* **WORK TO BE COMPLETED**
How many lines in the records below contain the word "left"? Answer with the number alone.

(INPUT RECORDS Opens)

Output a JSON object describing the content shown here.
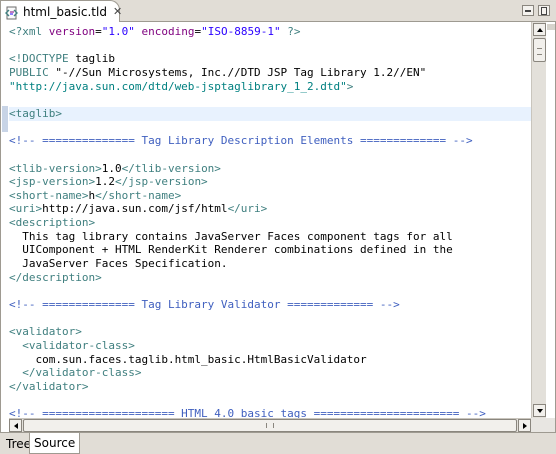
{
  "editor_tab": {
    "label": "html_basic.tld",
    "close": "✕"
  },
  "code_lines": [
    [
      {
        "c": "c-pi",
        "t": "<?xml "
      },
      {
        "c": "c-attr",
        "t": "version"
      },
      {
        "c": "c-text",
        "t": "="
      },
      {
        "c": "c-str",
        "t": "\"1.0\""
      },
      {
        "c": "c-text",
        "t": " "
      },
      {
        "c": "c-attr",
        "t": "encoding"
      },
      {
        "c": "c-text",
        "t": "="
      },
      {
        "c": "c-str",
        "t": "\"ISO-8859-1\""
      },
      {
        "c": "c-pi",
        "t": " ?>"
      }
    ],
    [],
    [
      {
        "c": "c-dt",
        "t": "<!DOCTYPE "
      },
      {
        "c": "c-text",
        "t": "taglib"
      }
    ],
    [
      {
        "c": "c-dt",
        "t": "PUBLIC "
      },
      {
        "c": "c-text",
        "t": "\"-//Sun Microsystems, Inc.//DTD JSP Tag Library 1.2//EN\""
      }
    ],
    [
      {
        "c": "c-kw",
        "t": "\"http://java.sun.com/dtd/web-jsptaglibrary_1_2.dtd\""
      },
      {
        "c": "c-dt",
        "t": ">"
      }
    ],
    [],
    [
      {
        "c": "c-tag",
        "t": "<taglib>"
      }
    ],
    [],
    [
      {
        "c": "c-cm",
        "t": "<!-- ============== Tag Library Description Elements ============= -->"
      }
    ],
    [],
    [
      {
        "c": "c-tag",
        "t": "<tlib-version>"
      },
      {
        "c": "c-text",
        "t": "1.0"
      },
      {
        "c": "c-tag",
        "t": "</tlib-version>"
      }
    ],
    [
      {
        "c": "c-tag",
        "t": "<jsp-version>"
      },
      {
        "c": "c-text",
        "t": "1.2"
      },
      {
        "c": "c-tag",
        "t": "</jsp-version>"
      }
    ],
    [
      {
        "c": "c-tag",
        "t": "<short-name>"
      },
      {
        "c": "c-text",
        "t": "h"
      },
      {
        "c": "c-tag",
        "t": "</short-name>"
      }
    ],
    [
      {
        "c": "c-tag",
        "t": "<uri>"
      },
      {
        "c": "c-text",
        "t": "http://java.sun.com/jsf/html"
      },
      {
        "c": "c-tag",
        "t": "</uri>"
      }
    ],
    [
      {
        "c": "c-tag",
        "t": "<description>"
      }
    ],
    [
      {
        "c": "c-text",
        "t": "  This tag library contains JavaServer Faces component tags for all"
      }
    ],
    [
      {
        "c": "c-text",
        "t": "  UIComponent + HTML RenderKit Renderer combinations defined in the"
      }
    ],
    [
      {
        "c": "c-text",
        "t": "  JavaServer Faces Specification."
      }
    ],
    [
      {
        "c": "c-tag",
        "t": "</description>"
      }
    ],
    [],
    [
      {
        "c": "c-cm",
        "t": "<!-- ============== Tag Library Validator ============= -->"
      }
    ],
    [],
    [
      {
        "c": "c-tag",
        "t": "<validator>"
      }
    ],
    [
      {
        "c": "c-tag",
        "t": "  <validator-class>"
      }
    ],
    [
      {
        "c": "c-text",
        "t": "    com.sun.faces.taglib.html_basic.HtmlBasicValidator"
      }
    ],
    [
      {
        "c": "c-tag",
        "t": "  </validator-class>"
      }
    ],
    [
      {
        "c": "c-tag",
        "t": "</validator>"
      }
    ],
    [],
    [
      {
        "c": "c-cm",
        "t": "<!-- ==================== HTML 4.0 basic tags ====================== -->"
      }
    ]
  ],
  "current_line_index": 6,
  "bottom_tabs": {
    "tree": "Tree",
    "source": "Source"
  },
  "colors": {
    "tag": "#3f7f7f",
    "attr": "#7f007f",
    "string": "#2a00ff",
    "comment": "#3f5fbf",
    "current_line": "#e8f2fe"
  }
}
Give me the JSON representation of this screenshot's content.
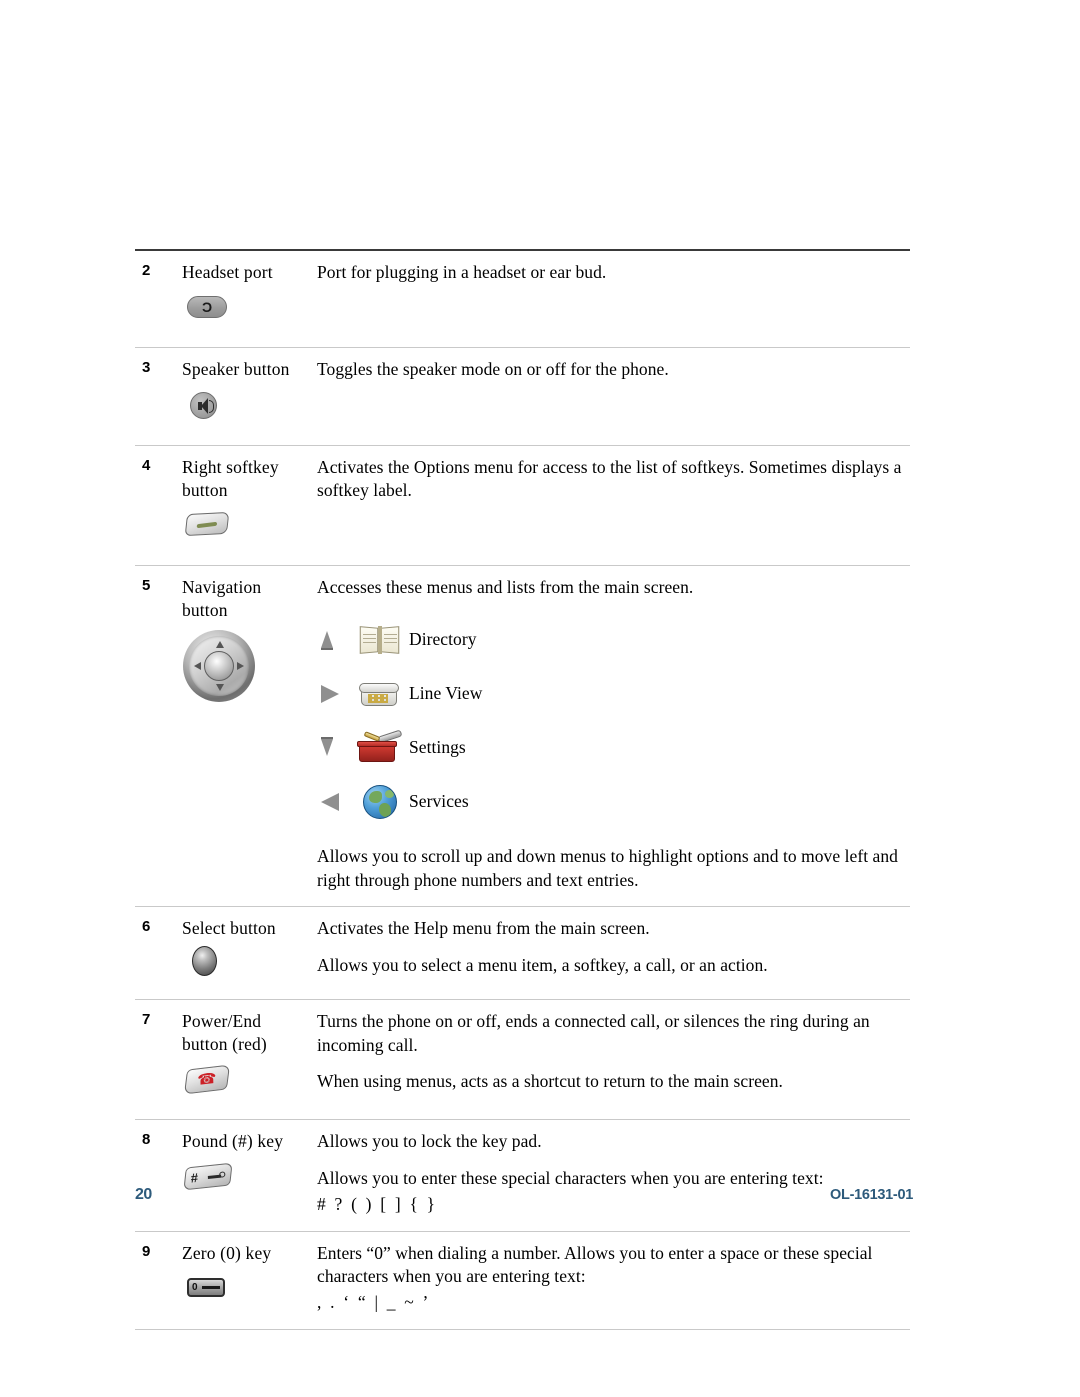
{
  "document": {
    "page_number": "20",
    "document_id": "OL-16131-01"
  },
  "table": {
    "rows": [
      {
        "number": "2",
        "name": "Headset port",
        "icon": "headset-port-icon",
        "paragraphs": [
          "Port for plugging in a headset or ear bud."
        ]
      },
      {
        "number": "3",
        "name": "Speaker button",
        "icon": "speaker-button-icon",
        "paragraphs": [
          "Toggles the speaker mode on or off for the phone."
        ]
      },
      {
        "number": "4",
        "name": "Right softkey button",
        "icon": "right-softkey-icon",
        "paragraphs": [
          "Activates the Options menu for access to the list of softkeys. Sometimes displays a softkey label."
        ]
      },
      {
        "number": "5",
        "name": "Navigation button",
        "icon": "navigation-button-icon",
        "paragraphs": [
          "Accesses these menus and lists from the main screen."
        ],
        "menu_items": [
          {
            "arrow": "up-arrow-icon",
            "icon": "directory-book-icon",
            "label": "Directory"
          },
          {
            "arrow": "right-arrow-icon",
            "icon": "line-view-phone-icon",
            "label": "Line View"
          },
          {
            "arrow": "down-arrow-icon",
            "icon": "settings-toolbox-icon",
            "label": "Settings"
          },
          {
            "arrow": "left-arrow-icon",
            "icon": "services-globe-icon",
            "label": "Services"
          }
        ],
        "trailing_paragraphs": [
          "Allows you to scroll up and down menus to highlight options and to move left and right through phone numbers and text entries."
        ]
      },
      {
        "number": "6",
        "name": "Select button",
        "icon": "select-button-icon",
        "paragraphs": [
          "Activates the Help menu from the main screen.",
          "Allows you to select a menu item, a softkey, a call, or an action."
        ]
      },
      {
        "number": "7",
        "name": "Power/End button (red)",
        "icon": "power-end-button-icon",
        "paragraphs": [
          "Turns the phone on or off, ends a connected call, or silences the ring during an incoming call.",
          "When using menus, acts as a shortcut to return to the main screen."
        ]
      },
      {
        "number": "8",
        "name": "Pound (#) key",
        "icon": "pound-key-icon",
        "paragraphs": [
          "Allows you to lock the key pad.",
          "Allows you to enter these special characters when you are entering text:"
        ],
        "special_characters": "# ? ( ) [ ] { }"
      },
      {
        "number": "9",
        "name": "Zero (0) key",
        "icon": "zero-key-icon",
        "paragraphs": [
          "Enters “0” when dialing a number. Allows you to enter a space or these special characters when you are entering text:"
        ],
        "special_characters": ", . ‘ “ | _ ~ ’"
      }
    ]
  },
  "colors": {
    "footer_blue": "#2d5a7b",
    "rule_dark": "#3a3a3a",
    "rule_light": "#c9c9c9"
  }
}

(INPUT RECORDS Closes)
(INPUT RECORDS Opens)

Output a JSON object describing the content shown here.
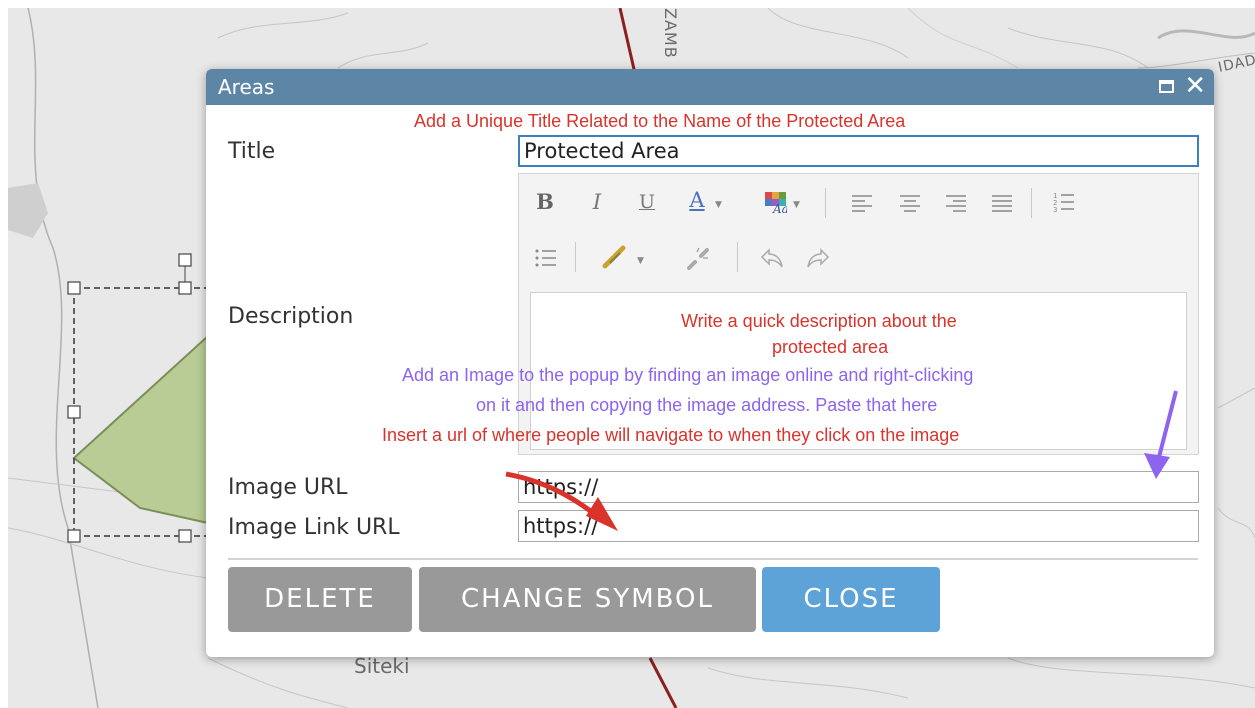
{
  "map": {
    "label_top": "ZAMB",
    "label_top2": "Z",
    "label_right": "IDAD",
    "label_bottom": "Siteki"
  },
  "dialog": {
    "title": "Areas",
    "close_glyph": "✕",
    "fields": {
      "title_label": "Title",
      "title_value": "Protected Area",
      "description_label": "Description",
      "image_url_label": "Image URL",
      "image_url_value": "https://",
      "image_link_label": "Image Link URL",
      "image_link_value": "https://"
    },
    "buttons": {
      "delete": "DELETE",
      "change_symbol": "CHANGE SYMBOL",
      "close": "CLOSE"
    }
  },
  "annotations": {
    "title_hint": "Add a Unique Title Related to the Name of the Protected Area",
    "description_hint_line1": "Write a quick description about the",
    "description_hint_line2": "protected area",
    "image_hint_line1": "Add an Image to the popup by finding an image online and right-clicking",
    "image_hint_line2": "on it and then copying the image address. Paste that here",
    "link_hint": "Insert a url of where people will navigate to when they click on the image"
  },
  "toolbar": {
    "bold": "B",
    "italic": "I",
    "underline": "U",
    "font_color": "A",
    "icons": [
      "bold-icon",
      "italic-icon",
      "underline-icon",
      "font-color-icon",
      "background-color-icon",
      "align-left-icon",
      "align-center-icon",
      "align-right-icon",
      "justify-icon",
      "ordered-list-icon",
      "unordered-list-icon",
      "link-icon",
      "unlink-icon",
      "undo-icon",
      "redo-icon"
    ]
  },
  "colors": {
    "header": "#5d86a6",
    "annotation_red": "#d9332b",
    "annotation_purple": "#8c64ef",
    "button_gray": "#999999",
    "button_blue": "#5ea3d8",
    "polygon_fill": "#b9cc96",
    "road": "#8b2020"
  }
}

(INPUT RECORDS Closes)

* **EXPECTED OUTPUT**
3